You’ve just signed a contract with a new marketing agency. You’re buzzing with excitement about what the future holds for your company. Think of the campaigns! The leads! The sales!
And it’s not just you who is excited - your marketing agency can’t wait to get started, either. Marketers love getting to dive into new projects where they get to immerse themselves in the world of their client and develop strategies to help them achieve their goals.
Unfortunately, misunderstandings and misaligned priorities sometimes get in the way of making incredible marketing happen. Though there are several ways that a marketing agency can make or break this relationship, today we’re focusing on ways that clients can help ensure a great relationship. If you want to make sure that you get the most out of your time working with a marketing agency, remember that a successful marketing agency relationship rewards frequent communication and trust.
How to have a successful relationship with your marketing agency
I can’t emphasize enough that the success of the relationship depends as much on you (the client) as it does your marketing agency. Both parties must commit in order for the relationship to be successful.
There are two main reasons that contribute to a client-agency relationship that’s less than satisfactory for either party: a false belief that the marketing agency can work completely independently and a lack of trust.
Marketing agencies rely on client feedback to develop successful campaigns
This one is often an issue for organizations that hire an agency because they lack the internal resources to spearhead marketing. While handing off marketing activities to an agency certainly frees up a significant amount of resources within your organization, it does not mean that you don’t have to work collaboratively with your agency.
Now, we don’t mean that we expect you to write copy or come up with campaign ideas. That’s the job of the agency. What your agency does need from you includes:
- Timely feedback on material they create so that they can revise until both parties are happy with the final product
- Open lines of communication with a reliable internal employee who can answer the agency’s questions
- Insight into the quality and quantity of leads and sales
- Insight into organizational changes that may impact marketing
What your agency needs is a person to shine a light on the right track for the agency to take. Your input and information ensures that the time you are paying for is spent in a productive manner, instead of spent developing copy and creative that is incomplete or incorrect, and thus, unusable.

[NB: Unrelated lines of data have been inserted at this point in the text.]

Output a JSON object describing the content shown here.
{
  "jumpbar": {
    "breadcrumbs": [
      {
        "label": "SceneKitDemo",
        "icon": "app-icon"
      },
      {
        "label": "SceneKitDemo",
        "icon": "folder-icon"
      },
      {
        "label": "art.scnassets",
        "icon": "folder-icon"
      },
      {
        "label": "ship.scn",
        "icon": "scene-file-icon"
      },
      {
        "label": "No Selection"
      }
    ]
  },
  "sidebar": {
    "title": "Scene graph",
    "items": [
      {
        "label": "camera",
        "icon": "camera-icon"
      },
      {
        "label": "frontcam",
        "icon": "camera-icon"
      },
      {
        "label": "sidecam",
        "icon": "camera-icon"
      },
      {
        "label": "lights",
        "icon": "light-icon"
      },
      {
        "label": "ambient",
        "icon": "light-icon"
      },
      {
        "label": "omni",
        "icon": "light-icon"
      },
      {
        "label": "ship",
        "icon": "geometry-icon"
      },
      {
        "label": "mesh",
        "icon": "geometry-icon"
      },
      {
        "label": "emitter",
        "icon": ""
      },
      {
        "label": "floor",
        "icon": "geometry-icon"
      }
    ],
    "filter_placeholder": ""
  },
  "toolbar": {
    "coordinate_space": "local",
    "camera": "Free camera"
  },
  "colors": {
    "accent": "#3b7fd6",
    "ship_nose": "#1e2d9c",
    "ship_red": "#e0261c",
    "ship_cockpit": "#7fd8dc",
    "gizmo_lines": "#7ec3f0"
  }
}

We’ve found that some of our most successful relationships with clients occur when there is one point-person that we primarily work with at an organization. When one person acts as the spokesperson for their organization, we are able to streamline our processes and develop a relationship that allows us to learn over time what kinds of requests and feedback to anticipate. It also makes accountability crystal clear, as there is no question about who should be responsible on the client side for providing feedback and approval.
You must trust your marketing agency to develop campaigns you like
It might sound odd: why would an agency be hired if the client doesn’t trust them?
Maybe the person who hired the agency trusts their work, but their day-to-day point-of-contact doesn’t. Maybe it’s the first time they’ve worked with an agency and they’re nervous about giving up some control to an outside organization. Maybe they just have trust issues.
Whatever the case may be, it’s crucial that trust be developed so that there is no slow down or dilution of the quality of work being created by the agency.
A lack of trust most often shows itself through excessive revisions. Any reputable agency will plan for a number of revisions on every project based on client feedback; however, there may become a point when the revisions aren’t fixing or improving the marketing project, and instead, slow down the creative process.
This lack of trust needs to be confronted by both parties.
For agencies, this means developing processes to get sign-off on projects, creative and procedures prior to beginning work. This may play out like this:
A client and agency decide they want to create a billboard, with a specific goal of having it increase brand awareness. If the client agrees that this channel and goal are worth exploring, they can submit a creative brief to their agency. A creative brief will include the client’s notes about what the project needs to achieve in order for them to deem it a success, the most important thing the billboard needs to do or say, and the priority of the project. This information will allow for the agency to move forward with the project in a manner that’s in line with client expectations. This will help the copywriting and creative team create the billboard quicker while reducing the number of revisions that a client will request (since they’ve already set the requirements for the billboard).
For clients, this means letting your agency know your expectations and limitations upfront during the creative brief process. Think of the creative brief process as a way for you to dictate what you envision (or don’t want) for your campaign. By letting your agency know upfront that you don’t want to use a photo of a middle aged man or the word “revolutionary” in your creative, for example, you’ll be able to ensure that your agency steers away from the things that would make you consider the piece unusable. Remember that creative briefs are meant to be just that: brief. Keep your vision and restrictions limited to the most important items; otherwise, both parties will be so bogged down in minutiae the billboard deadline may be missed.
We’re all working toward the same goal
With timely and open communication and clear processes in place, you and your agency should be able to successfully develop crowd-pleasing creative and meet deadlines. At the end of the day, the most important thing to remember about your relationship with your marketing agency is that you’re both working toward the same goal: the success of your business. By sharing your input while still trusting the ultimate output of your agency, you’ll find you and your agency can accomplish great things.